The policy component translates the research findings into policy briefs and also trains students and middle level career researchers with the skills for preparing such documents. The SRP activities are supported by faculty members with specialities to undertake interdisciplinary research in the areas of population, health, environment, climate change and adaptation, resilience and other areas of emerging issues. The SRP wing of the Institute liaises with industry to make known the research findings and serve as a link to solicit what industry needs from the Institute by way of its research agenda.

Population, Environment and Climate Change (PECC)

The environment is the most valuable resource of human population. The population-environment nexus is critical in the current population development debate with the emergence of climate change as a key development indicator. Climate variability and change affect the livelihood of people, the distribution of the population, health and mortality situation of populations. RIPS has over the years contributed to the socio-demographic and health debates related to climate change in the country. This component provides opportunities for students to understand the theories and contemporary issues related to climate change adaptation and mitigation. The primary goal of this specialised area is to look at impact of climate change on human populations. The Climate Change Resource Centre at the Institute continues to provide information on climate change to the research community and the general public and serves as a resource centre that students can fall on to obtain other supporting materials.

The current and future impact of climate change on human population is critical to the cultural and social wellbeing of human beings and the environment as a whole. The discourse on climate change has gone beyond the physical science perspectives to include its social implications. PECC strives to infuse more social variables into existing models by equipping students to understand, assess and estimate the social implications of climate change on human populations.

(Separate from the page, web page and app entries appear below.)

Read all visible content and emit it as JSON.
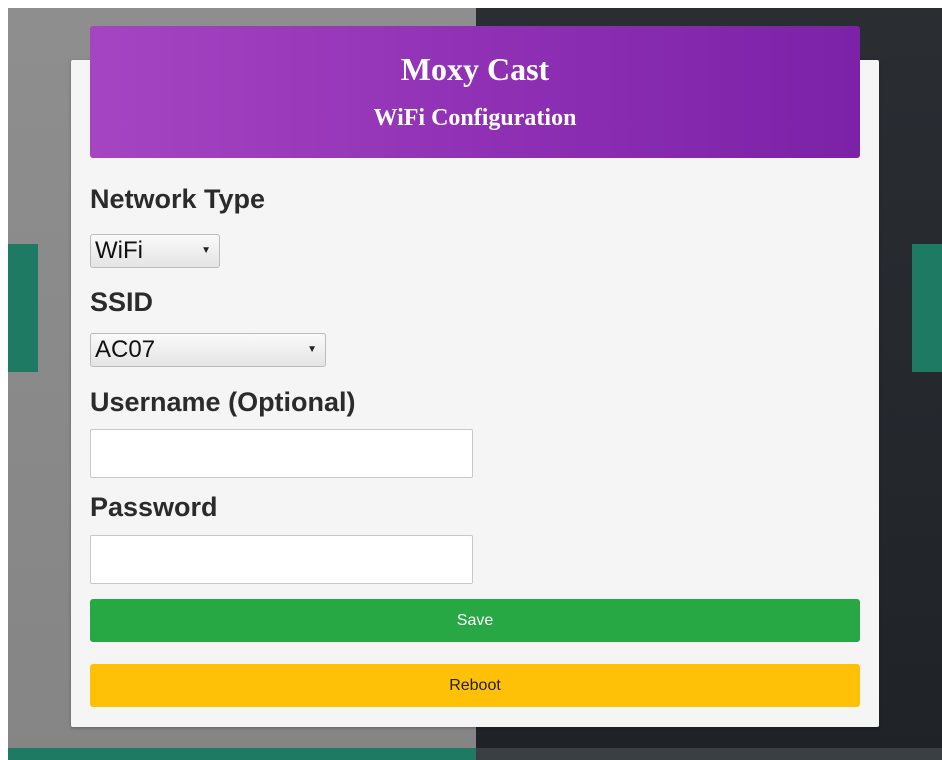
{
  "header": {
    "title": "Moxy Cast",
    "subtitle": "WiFi Configuration"
  },
  "form": {
    "network_type": {
      "label": "Network Type",
      "selected": "WiFi"
    },
    "ssid": {
      "label": "SSID",
      "selected": "AC07"
    },
    "username": {
      "label": "Username (Optional)",
      "value": "",
      "placeholder": ""
    },
    "password": {
      "label": "Password",
      "value": "",
      "placeholder": ""
    }
  },
  "buttons": {
    "save_label": "Save",
    "reboot_label": "Reboot"
  },
  "colors": {
    "header_start": "#a645c2",
    "header_end": "#7b22a8",
    "save": "#28a745",
    "reboot": "#ffc107"
  },
  "icons": {
    "select_arrow": "chevron-down-icon"
  }
}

Human population is at the centre of the current discourse of climate change and that is the goal of the PECC Unit - ‘making human population the centre of climate change discourse’. The Unit further assists in promoting policies and research to enable developing country practitioners, not only to adapt to the unfolding change, but also to continue to work to mitigate its likely effects on livelihoods of human populations.    

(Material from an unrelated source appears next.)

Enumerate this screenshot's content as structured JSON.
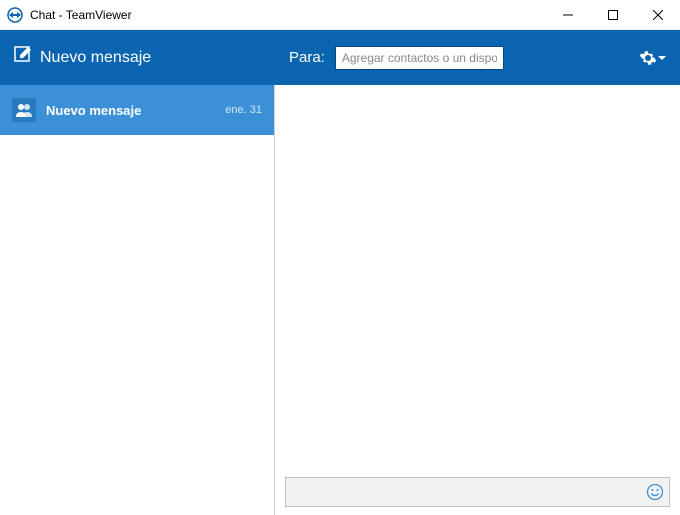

Population and Global Health (PGH)

The 20th century has witnessed a major breakthrough in human health and wellbeing, with the average life expectancy increasing in virtually all populations. Industrialisation, medical technology, economic growth and behaviour change have contributed in part to this improvement in health.  Improved health status has led to delayed mortality across various populations, but increased the burden of chronic diseases and disabilities.  It is often assumed that morbidity and mortality rates move parallel to one another over time, thus a sustained decline in death rates could be taken as a signal of an equivalent decrease in morbidity rates.  In developing countries, including Ghana, this average rise in life expectancy and urbanisation is taking place against the background of poverty, infectious diseases, high fertility rate and economic stagnation, leading to complex pathways of health transition. 

As mortality rates improve, there is now increased desire to understand the impact of morbidity on various population sub-groups. Therefore, there is the need to take a global view of health in order to successfully address local challenges.

The population and global health component of population studies seeks to equip students with a wide range of current and emerging population health issues in both developed and developing countries. The purpose is to train population scientists to adopt various approaches to estimating population health with emphasis on important risk factors and indicators that influence health outcomes of various population sub-groups. Also, to equip students to understand and research into new confronting challenges. Issues such as the double burden of diseases, Ebola, Zika, etc and their interrelationship with human’s productivity, social security, longevity and overall health status of the population.